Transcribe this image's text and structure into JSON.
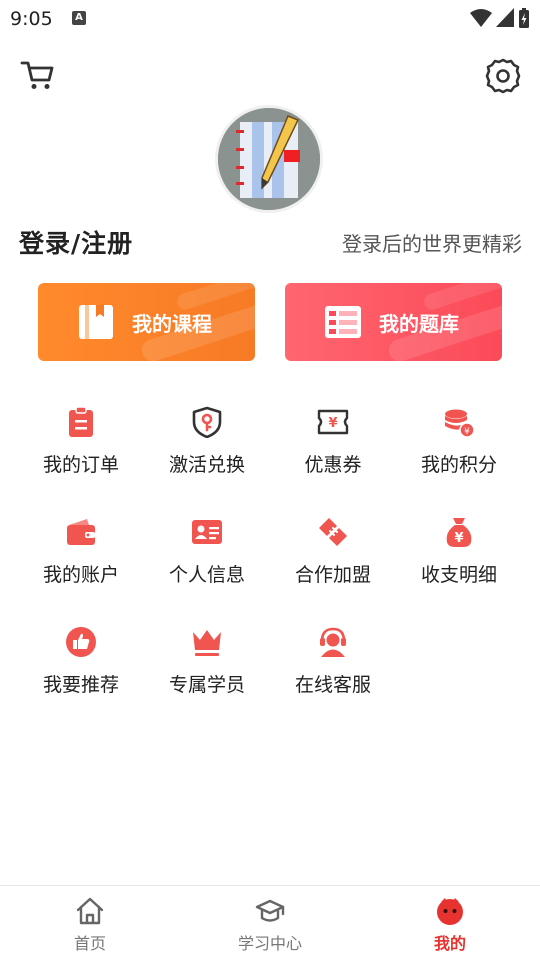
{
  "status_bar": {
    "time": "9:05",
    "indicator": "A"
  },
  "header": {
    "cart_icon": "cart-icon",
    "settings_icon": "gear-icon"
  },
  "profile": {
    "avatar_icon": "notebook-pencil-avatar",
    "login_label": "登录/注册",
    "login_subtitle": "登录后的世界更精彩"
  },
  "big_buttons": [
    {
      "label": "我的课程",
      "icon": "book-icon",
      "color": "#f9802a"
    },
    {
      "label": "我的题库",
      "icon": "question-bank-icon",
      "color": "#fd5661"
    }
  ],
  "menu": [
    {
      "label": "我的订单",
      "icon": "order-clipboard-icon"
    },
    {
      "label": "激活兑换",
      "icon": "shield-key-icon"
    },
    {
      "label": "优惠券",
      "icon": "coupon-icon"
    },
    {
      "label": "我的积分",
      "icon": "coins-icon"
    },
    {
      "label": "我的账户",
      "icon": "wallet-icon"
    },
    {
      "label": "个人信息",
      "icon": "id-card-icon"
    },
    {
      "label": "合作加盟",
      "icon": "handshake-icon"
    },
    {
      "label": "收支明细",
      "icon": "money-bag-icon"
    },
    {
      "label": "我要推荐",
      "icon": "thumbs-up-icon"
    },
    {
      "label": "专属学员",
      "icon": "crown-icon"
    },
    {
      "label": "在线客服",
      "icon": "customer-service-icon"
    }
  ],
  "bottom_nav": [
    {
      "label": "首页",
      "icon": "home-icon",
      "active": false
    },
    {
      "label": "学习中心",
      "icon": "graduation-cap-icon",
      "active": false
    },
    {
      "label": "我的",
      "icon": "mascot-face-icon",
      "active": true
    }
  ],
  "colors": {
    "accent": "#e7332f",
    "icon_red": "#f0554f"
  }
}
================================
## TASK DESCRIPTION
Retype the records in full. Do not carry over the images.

## ANSWER BOX
Transcribe this image's text and structure into JSON.
{
  "status_bar": {
    "time": "9:05",
    "indicator": "A"
  },
  "header": {
    "cart_icon": "cart-icon",
    "settings_icon": "gear-icon"
  },
  "profile": {
    "avatar_icon": "notebook-pencil-avatar",
    "login_label": "登录/注册",
    "login_subtitle": "登录后的世界更精彩"
  },
  "big_buttons": [
    {
      "label": "我的课程",
      "icon": "book-icon",
      "color": "#f9802a"
    },
    {
      "label": "我的题库",
      "icon": "question-bank-icon",
      "color": "#fd5661"
    }
  ],
  "menu": [
    {
      "label": "我的订单",
      "icon": "order-clipboard-icon"
    },
    {
      "label": "激活兑换",
      "icon": "shield-key-icon"
    },
    {
      "label": "优惠券",
      "icon": "coupon-icon"
    },
    {
      "label": "我的积分",
      "icon": "coins-icon"
    },
    {
      "label": "我的账户",
      "icon": "wallet-icon"
    },
    {
      "label": "个人信息",
      "icon": "id-card-icon"
    },
    {
      "label": "合作加盟",
      "icon": "handshake-icon"
    },
    {
      "label": "收支明细",
      "icon": "money-bag-icon"
    },
    {
      "label": "我要推荐",
      "icon": "thumbs-up-icon"
    },
    {
      "label": "专属学员",
      "icon": "crown-icon"
    },
    {
      "label": "在线客服",
      "icon": "customer-service-icon"
    }
  ],
  "bottom_nav": [
    {
      "label": "首页",
      "icon": "home-icon",
      "active": false
    },
    {
      "label": "学习中心",
      "icon": "graduation-cap-icon",
      "active": false
    },
    {
      "label": "我的",
      "icon": "mascot-face-icon",
      "active": true
    }
  ],
  "colors": {
    "accent": "#e7332f",
    "icon_red": "#f0554f"
  }
}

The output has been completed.